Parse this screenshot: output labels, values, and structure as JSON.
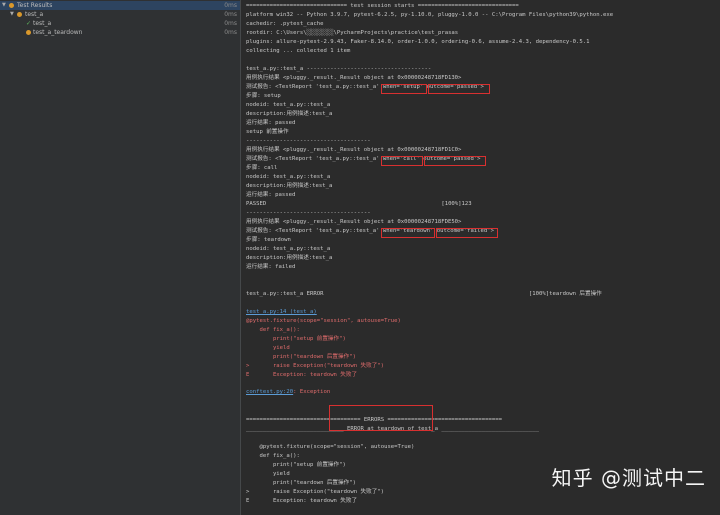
{
  "tree": {
    "root": {
      "label": "Test Results",
      "time": "0ms"
    },
    "file": {
      "label": "test_a",
      "time": "0ms"
    },
    "children": [
      {
        "label": "test_a",
        "time": "0ms",
        "status": "pass"
      },
      {
        "label": "test_a_teardown",
        "time": "0ms",
        "status": "error"
      }
    ]
  },
  "console": {
    "lines": [
      "============================== test session starts ==============================",
      "platform win32 -- Python 3.9.7, pytest-6.2.5, py-1.10.0, pluggy-1.0.0 -- C:\\Program Files\\python39\\python.exe",
      "cachedir: .pytest_cache",
      "rootdir: C:\\Users\\░░░░░░░░\\PycharmProjects\\practice\\test_prasas",
      "plugins: allure-pytest-2.9.43, Faker-8.14.0, order-1.0.0, ordering-0.6, assume-2.4.3, dependency-0.5.1",
      "collecting ... collected 1 item",
      "",
      "test_a.py::test_a -------------------------------------",
      "用例执行结果 <pluggy._result._Result object at 0x00000248718FD130>",
      "测试报告: <TestReport 'test_a.py::test_a' when='setup' outcome='passed'>",
      "步骤: setup",
      "nodeid: test_a.py::test_a",
      "description:用例描述:test_a",
      "运行结果: passed",
      "setup 前置操作",
      "-------------------------------------",
      "用例执行结果 <pluggy._result._Result object at 0x00000248718FD1C0>",
      "测试报告: <TestReport 'test_a.py::test_a' when='call' outcome='passed'>",
      "步骤: call",
      "nodeid: test_a.py::test_a",
      "description:用例描述:test_a",
      "运行结果: passed",
      "PASSED                                                    [100%]123",
      "-------------------------------------",
      "用例执行结果 <pluggy._result._Result object at 0x00000248718FDE50>",
      "测试报告: <TestReport 'test_a.py::test_a' when='teardown' outcome='failed'>",
      "步骤: teardown",
      "nodeid: test_a.py::test_a",
      "description:用例描述:test_a",
      "运行结果: failed",
      "",
      "test_a.py::test_a ERROR                                                             [100%]teardown 后置操作",
      "",
      "",
      "test_a.py:14 (test_a)",
      "@pytest.fixture(scope=\"session\", autouse=True)",
      "    def fix_a():",
      "        print(\"setup 前置操作\")",
      "        yield",
      "        print(\"teardown 后置操作\")",
      ">       raise Exception(\"teardown 失败了\")",
      "E       Exception: teardown 失败了",
      "",
      "conftest.py:20: Exception",
      "",
      "",
      "================================== ERRORS ==================================",
      "_____________________________ ERROR at teardown of test_a _____________________________",
      "",
      "    @pytest.fixture(scope=\"session\", autouse=True)",
      "    def fix_a():",
      "        print(\"setup 前置操作\")",
      "        yield",
      "        print(\"teardown 后置操作\")",
      ">       raise Exception(\"teardown 失败了\")",
      "E       Exception: teardown 失败了"
    ],
    "conftest_link": "conftest.py:20",
    "conftest_rest": ": Exception"
  },
  "watermark": "知乎 @测试中二",
  "colors": {
    "error": "#e06c6c",
    "link": "#5b9bd5",
    "highlight_box": "#d83030"
  }
}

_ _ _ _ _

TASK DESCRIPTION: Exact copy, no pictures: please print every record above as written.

WRITTEN ANSWER:
Parse this screenshot: output labels, values, and structure as JSON.
{
  "tree": {
    "root": {
      "label": "Test Results",
      "time": "0ms"
    },
    "file": {
      "label": "test_a",
      "time": "0ms"
    },
    "children": [
      {
        "label": "test_a",
        "time": "0ms",
        "status": "pass"
      },
      {
        "label": "test_a_teardown",
        "time": "0ms",
        "status": "error"
      }
    ]
  },
  "console": {
    "lines": [
      "============================== test session starts ==============================",
      "platform win32 -- Python 3.9.7, pytest-6.2.5, py-1.10.0, pluggy-1.0.0 -- C:\\Program Files\\python39\\python.exe",
      "cachedir: .pytest_cache",
      "rootdir: C:\\Users\\░░░░░░░░\\PycharmProjects\\practice\\test_prasas",
      "plugins: allure-pytest-2.9.43, Faker-8.14.0, order-1.0.0, ordering-0.6, assume-2.4.3, dependency-0.5.1",
      "collecting ... collected 1 item",
      "",
      "test_a.py::test_a -------------------------------------",
      "用例执行结果 <pluggy._result._Result object at 0x00000248718FD130>",
      "测试报告: <TestReport 'test_a.py::test_a' when='setup' outcome='passed'>",
      "步骤: setup",
      "nodeid: test_a.py::test_a",
      "description:用例描述:test_a",
      "运行结果: passed",
      "setup 前置操作",
      "-------------------------------------",
      "用例执行结果 <pluggy._result._Result object at 0x00000248718FD1C0>",
      "测试报告: <TestReport 'test_a.py::test_a' when='call' outcome='passed'>",
      "步骤: call",
      "nodeid: test_a.py::test_a",
      "description:用例描述:test_a",
      "运行结果: passed",
      "PASSED                                                    [100%]123",
      "-------------------------------------",
      "用例执行结果 <pluggy._result._Result object at 0x00000248718FDE50>",
      "测试报告: <TestReport 'test_a.py::test_a' when='teardown' outcome='failed'>",
      "步骤: teardown",
      "nodeid: test_a.py::test_a",
      "description:用例描述:test_a",
      "运行结果: failed",
      "",
      "test_a.py::test_a ERROR                                                             [100%]teardown 后置操作",
      "",
      "",
      "test_a.py:14 (test_a)",
      "@pytest.fixture(scope=\"session\", autouse=True)",
      "    def fix_a():",
      "        print(\"setup 前置操作\")",
      "        yield",
      "        print(\"teardown 后置操作\")",
      ">       raise Exception(\"teardown 失败了\")",
      "E       Exception: teardown 失败了",
      "",
      "conftest.py:20: Exception",
      "",
      "",
      "================================== ERRORS ==================================",
      "_____________________________ ERROR at teardown of test_a _____________________________",
      "",
      "    @pytest.fixture(scope=\"session\", autouse=True)",
      "    def fix_a():",
      "        print(\"setup 前置操作\")",
      "        yield",
      "        print(\"teardown 后置操作\")",
      ">       raise Exception(\"teardown 失败了\")",
      "E       Exception: teardown 失败了"
    ],
    "conftest_link": "conftest.py:20",
    "conftest_rest": ": Exception"
  },
  "watermark": "知乎 @测试中二",
  "colors": {
    "error": "#e06c6c",
    "link": "#5b9bd5",
    "highlight_box": "#d83030"
  }
}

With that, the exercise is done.